Records from a data collection:
- - -
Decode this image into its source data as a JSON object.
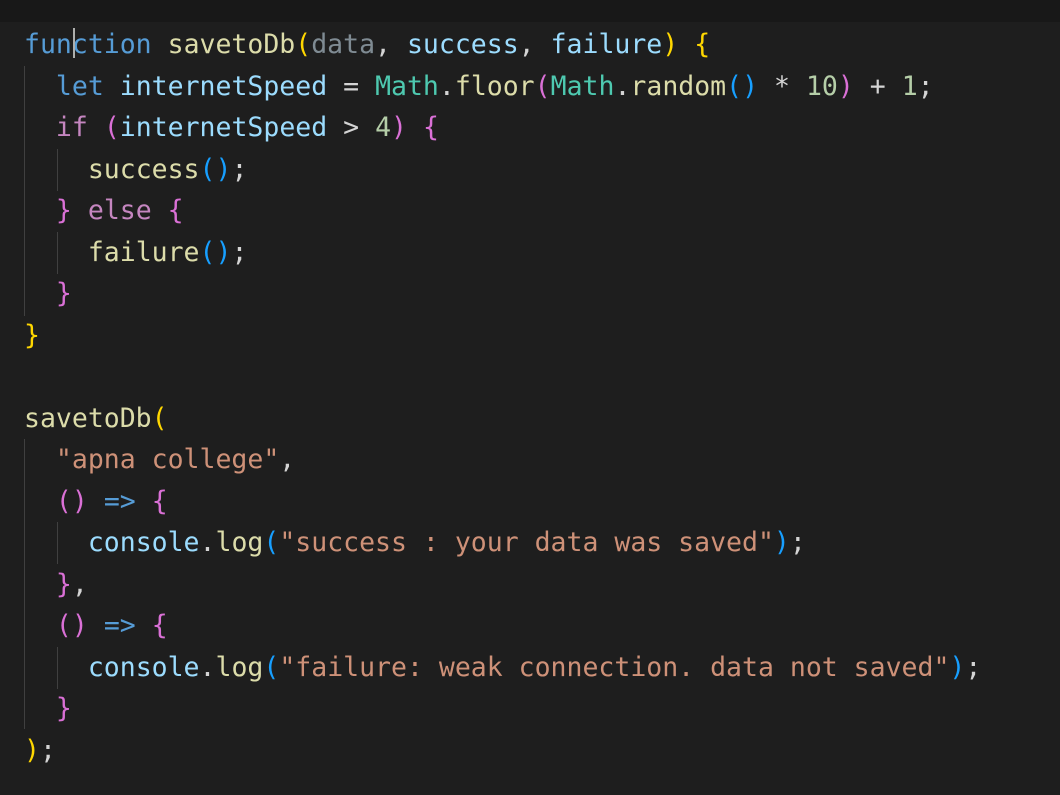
{
  "editor": {
    "colors": {
      "background": "#1e1e1e",
      "keyword": "#569cd6",
      "control_keyword": "#c586c0",
      "function": "#dcdcaa",
      "variable": "#9cdcfe",
      "class": "#4ec9b0",
      "number": "#b5cea8",
      "string": "#ce9178",
      "bracket_level_1": "#ffd700",
      "bracket_level_2": "#da70d6",
      "bracket_level_3": "#179fff"
    },
    "lines": [
      {
        "tokens": [
          {
            "t": "function",
            "c": "kw"
          },
          {
            "t": " "
          },
          {
            "t": "savetoDb",
            "c": "fn"
          },
          {
            "t": "(",
            "c": "b1"
          },
          {
            "t": "data",
            "c": "dim"
          },
          {
            "t": ", "
          },
          {
            "t": "success",
            "c": "var"
          },
          {
            "t": ", "
          },
          {
            "t": "failure",
            "c": "var"
          },
          {
            "t": ")",
            "c": "b1"
          },
          {
            "t": " "
          },
          {
            "t": "{",
            "c": "b1"
          }
        ]
      },
      {
        "tokens": [
          {
            "t": "  "
          },
          {
            "t": "let",
            "c": "kw"
          },
          {
            "t": " "
          },
          {
            "t": "internetSpeed",
            "c": "var"
          },
          {
            "t": " = "
          },
          {
            "t": "Math",
            "c": "cls"
          },
          {
            "t": "."
          },
          {
            "t": "floor",
            "c": "fn"
          },
          {
            "t": "(",
            "c": "b2"
          },
          {
            "t": "Math",
            "c": "cls"
          },
          {
            "t": "."
          },
          {
            "t": "random",
            "c": "fn"
          },
          {
            "t": "()",
            "c": "b3"
          },
          {
            "t": " * "
          },
          {
            "t": "10",
            "c": "num"
          },
          {
            "t": ")",
            "c": "b2"
          },
          {
            "t": " + "
          },
          {
            "t": "1",
            "c": "num"
          },
          {
            "t": ";"
          }
        ]
      },
      {
        "tokens": [
          {
            "t": "  "
          },
          {
            "t": "if",
            "c": "kw2"
          },
          {
            "t": " "
          },
          {
            "t": "(",
            "c": "b2"
          },
          {
            "t": "internetSpeed",
            "c": "var"
          },
          {
            "t": " > "
          },
          {
            "t": "4",
            "c": "num"
          },
          {
            "t": ")",
            "c": "b2"
          },
          {
            "t": " "
          },
          {
            "t": "{",
            "c": "b2"
          }
        ]
      },
      {
        "tokens": [
          {
            "t": "    "
          },
          {
            "t": "success",
            "c": "fn"
          },
          {
            "t": "()",
            "c": "b3"
          },
          {
            "t": ";"
          }
        ]
      },
      {
        "tokens": [
          {
            "t": "  "
          },
          {
            "t": "}",
            "c": "b2"
          },
          {
            "t": " "
          },
          {
            "t": "else",
            "c": "kw2"
          },
          {
            "t": " "
          },
          {
            "t": "{",
            "c": "b2"
          }
        ]
      },
      {
        "tokens": [
          {
            "t": "    "
          },
          {
            "t": "failure",
            "c": "fn"
          },
          {
            "t": "()",
            "c": "b3"
          },
          {
            "t": ";"
          }
        ]
      },
      {
        "tokens": [
          {
            "t": "  "
          },
          {
            "t": "}",
            "c": "b2"
          }
        ]
      },
      {
        "tokens": [
          {
            "t": "}",
            "c": "b1"
          }
        ]
      },
      {
        "tokens": []
      },
      {
        "tokens": [
          {
            "t": "savetoDb",
            "c": "fn"
          },
          {
            "t": "(",
            "c": "b1"
          }
        ]
      },
      {
        "tokens": [
          {
            "t": "  "
          },
          {
            "t": "\"apna college\"",
            "c": "str"
          },
          {
            "t": ","
          }
        ]
      },
      {
        "tokens": [
          {
            "t": "  "
          },
          {
            "t": "()",
            "c": "b2"
          },
          {
            "t": " "
          },
          {
            "t": "=>",
            "c": "kw"
          },
          {
            "t": " "
          },
          {
            "t": "{",
            "c": "b2"
          }
        ]
      },
      {
        "tokens": [
          {
            "t": "    "
          },
          {
            "t": "console",
            "c": "var"
          },
          {
            "t": "."
          },
          {
            "t": "log",
            "c": "fn"
          },
          {
            "t": "(",
            "c": "b3"
          },
          {
            "t": "\"success : your data was saved\"",
            "c": "str"
          },
          {
            "t": ")",
            "c": "b3"
          },
          {
            "t": ";"
          }
        ]
      },
      {
        "tokens": [
          {
            "t": "  "
          },
          {
            "t": "}",
            "c": "b2"
          },
          {
            "t": ","
          }
        ]
      },
      {
        "tokens": [
          {
            "t": "  "
          },
          {
            "t": "()",
            "c": "b2"
          },
          {
            "t": " "
          },
          {
            "t": "=>",
            "c": "kw"
          },
          {
            "t": " "
          },
          {
            "t": "{",
            "c": "b2"
          }
        ]
      },
      {
        "tokens": [
          {
            "t": "    "
          },
          {
            "t": "console",
            "c": "var"
          },
          {
            "t": "."
          },
          {
            "t": "log",
            "c": "fn"
          },
          {
            "t": "(",
            "c": "b3"
          },
          {
            "t": "\"failure: weak connection. data not saved\"",
            "c": "str"
          },
          {
            "t": ")",
            "c": "b3"
          },
          {
            "t": ";"
          }
        ]
      },
      {
        "tokens": [
          {
            "t": "  "
          },
          {
            "t": "}",
            "c": "b2"
          }
        ]
      },
      {
        "tokens": [
          {
            "t": ")",
            "c": "b1"
          },
          {
            "t": ";"
          }
        ]
      }
    ]
  }
}
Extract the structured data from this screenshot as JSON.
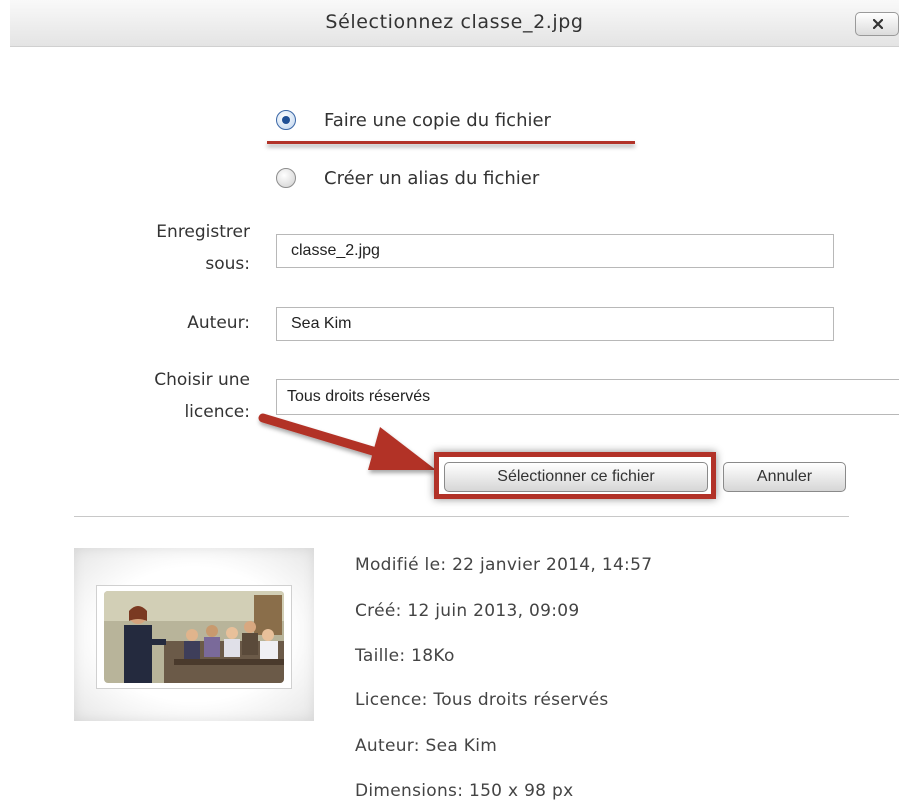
{
  "dialog": {
    "title": "Sélectionnez classe_2.jpg",
    "close_icon": "close-icon"
  },
  "options": [
    {
      "label": "Faire une copie du fichier",
      "checked": true
    },
    {
      "label": "Créer un alias du fichier",
      "checked": false
    }
  ],
  "form": {
    "save_as": {
      "label_line1": "Enregistrer",
      "label_line2": "sous:",
      "value": "classe_2.jpg"
    },
    "author": {
      "label": "Auteur:",
      "value": "Sea Kim"
    },
    "license": {
      "label_line1": "Choisir une",
      "label_line2": "licence:",
      "value": "Tous droits réservés"
    }
  },
  "buttons": {
    "select_label": "Sélectionner ce fichier",
    "cancel_label": "Annuler"
  },
  "file_info": {
    "modified": "Modifié le: 22 janvier 2014, 14:57",
    "created": "Créé: 12 juin 2013, 09:09",
    "size": "Taille: 18Ko",
    "license": "Licence: Tous droits réservés",
    "author": "Auteur: Sea Kim",
    "dimensions": "Dimensions: 150 x 98 px"
  },
  "colors": {
    "annotation_red": "#b23228",
    "radio_selected": "#1f4f95"
  }
}
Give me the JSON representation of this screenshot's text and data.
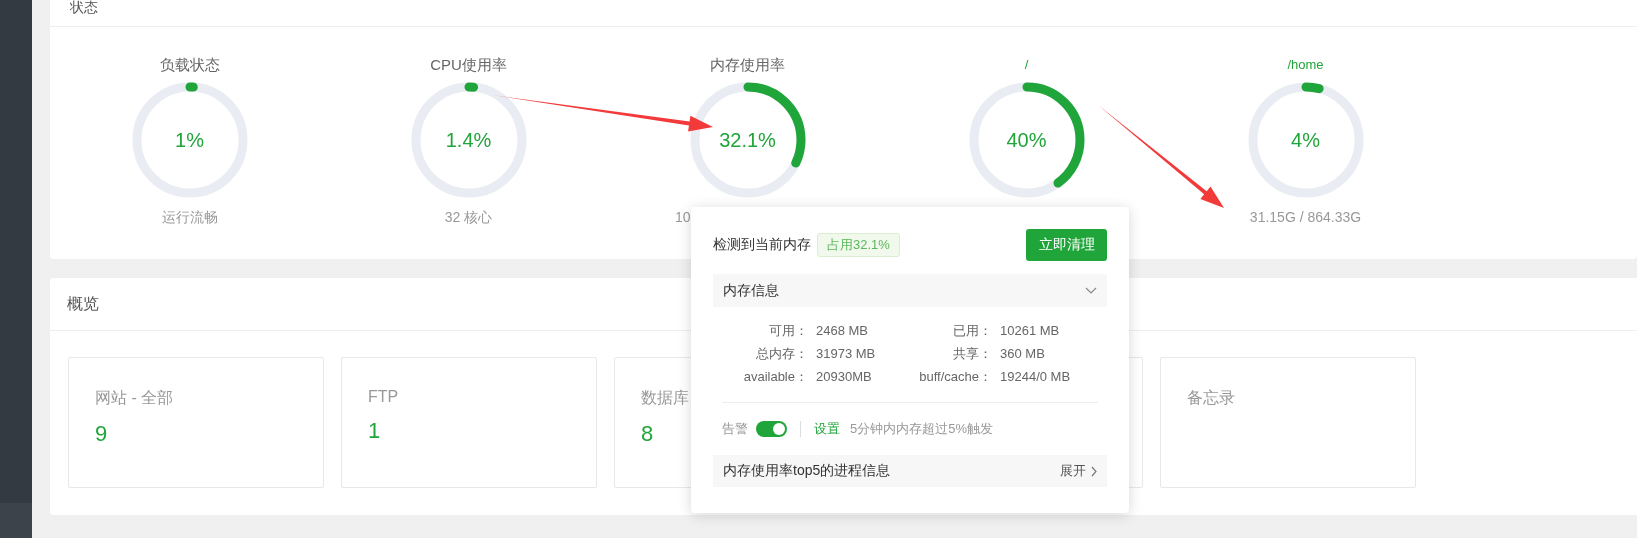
{
  "status_panel": {
    "title": "状态",
    "gauges": [
      {
        "kind": "load",
        "title": "负载状态",
        "reading": "1%",
        "level": 0.01,
        "subtitle": "运行流畅"
      },
      {
        "kind": "cpu",
        "title": "CPU使用率",
        "reading": "1.4%",
        "level": 0.014,
        "subtitle": "32 核心"
      },
      {
        "kind": "memory",
        "title": "内存使用率",
        "reading": "32.1%",
        "level": 0.321,
        "subtitle": "10"
      },
      {
        "kind": "disk",
        "title": "/",
        "reading": "40%",
        "level": 0.4
      },
      {
        "kind": "disk",
        "title": "/home",
        "reading": "4%",
        "level": 0.04,
        "subtitle": "31.15G / 864.33G"
      }
    ]
  },
  "overview_panel": {
    "title": "概览",
    "cards": [
      {
        "kind": "stat",
        "label": "网站 - 全部",
        "value": "9"
      },
      {
        "kind": "stat",
        "label": "FTP",
        "value": "1"
      },
      {
        "kind": "stat",
        "label": "数据库",
        "value": "8"
      },
      {
        "kind": "hidden"
      },
      {
        "kind": "stat",
        "label": "备忘录"
      }
    ]
  },
  "memory_popup": {
    "heading": "检测到当前内存",
    "usage_badge": "占用32.1%",
    "clean_button": "立即清理",
    "info_section": {
      "title": "内存信息",
      "stats": [
        {
          "label": "可用：",
          "value": "2468 MB"
        },
        {
          "label": "已用：",
          "value": "10261 MB"
        },
        {
          "label": "总内存：",
          "value": "31973 MB"
        },
        {
          "label": "共享：",
          "value": "360 MB"
        },
        {
          "label": "available：",
          "value": "20930MB"
        },
        {
          "label": "buff/cache：",
          "value": "19244/0 MB"
        }
      ]
    },
    "alarm": {
      "label": "告警",
      "on": true,
      "settings_link": "设置",
      "rule": "5分钟内内存超过5%触发"
    },
    "top_processes": {
      "title": "内存使用率top5的进程信息",
      "toggle": "展开"
    }
  }
}
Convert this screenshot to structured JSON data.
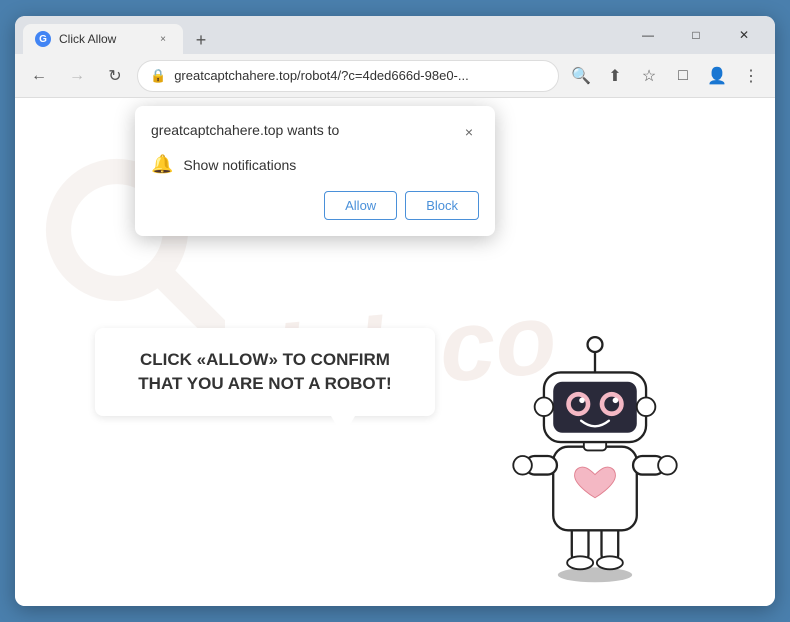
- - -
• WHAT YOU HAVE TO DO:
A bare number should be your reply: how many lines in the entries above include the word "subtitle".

• RESULT:
4